--- Material supplied Enclosed Below ---

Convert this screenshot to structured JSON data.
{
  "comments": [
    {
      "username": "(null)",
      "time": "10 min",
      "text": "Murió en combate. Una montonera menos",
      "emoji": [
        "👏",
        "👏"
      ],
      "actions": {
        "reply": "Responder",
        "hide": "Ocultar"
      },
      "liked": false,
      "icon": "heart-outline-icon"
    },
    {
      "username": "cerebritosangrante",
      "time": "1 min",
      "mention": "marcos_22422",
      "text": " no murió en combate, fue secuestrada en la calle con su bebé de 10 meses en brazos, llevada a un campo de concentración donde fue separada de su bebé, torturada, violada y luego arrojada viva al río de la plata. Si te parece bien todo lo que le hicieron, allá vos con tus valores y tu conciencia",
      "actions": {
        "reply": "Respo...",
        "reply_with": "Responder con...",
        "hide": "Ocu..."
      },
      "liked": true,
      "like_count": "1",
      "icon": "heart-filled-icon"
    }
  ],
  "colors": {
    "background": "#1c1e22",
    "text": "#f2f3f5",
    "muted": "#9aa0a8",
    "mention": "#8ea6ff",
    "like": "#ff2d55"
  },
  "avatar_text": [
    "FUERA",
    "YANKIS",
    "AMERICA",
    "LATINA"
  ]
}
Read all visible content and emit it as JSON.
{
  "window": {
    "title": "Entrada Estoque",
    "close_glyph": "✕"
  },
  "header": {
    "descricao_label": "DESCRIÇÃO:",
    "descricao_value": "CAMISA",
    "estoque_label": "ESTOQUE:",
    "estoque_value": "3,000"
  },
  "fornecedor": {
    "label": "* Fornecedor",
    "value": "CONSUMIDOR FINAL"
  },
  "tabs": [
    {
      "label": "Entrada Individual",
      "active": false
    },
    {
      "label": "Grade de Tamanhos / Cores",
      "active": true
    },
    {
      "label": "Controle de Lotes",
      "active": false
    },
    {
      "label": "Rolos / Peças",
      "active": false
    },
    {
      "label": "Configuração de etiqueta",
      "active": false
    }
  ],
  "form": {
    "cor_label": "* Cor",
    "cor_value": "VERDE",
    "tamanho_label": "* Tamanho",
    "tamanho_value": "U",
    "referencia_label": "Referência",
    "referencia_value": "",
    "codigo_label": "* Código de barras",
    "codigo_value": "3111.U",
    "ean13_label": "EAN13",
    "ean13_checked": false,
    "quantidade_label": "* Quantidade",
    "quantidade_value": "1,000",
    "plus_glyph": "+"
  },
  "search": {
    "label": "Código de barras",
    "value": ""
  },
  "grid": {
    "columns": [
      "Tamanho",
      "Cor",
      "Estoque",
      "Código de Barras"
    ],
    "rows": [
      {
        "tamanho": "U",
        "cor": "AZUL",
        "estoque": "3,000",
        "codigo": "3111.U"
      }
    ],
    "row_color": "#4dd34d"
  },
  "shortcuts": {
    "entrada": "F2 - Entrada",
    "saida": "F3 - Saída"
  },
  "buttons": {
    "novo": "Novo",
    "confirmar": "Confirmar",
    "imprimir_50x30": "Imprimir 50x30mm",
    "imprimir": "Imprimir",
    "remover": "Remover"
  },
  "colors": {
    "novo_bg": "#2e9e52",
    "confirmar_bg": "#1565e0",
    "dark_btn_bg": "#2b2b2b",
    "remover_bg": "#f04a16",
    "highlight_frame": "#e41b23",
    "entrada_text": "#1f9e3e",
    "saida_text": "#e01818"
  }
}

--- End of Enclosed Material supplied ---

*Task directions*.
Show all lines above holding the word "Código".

*Exercise answer*.
    "codigo_label": "* Código de barras",
    "label": "Código de barras",
      "Código de Barras"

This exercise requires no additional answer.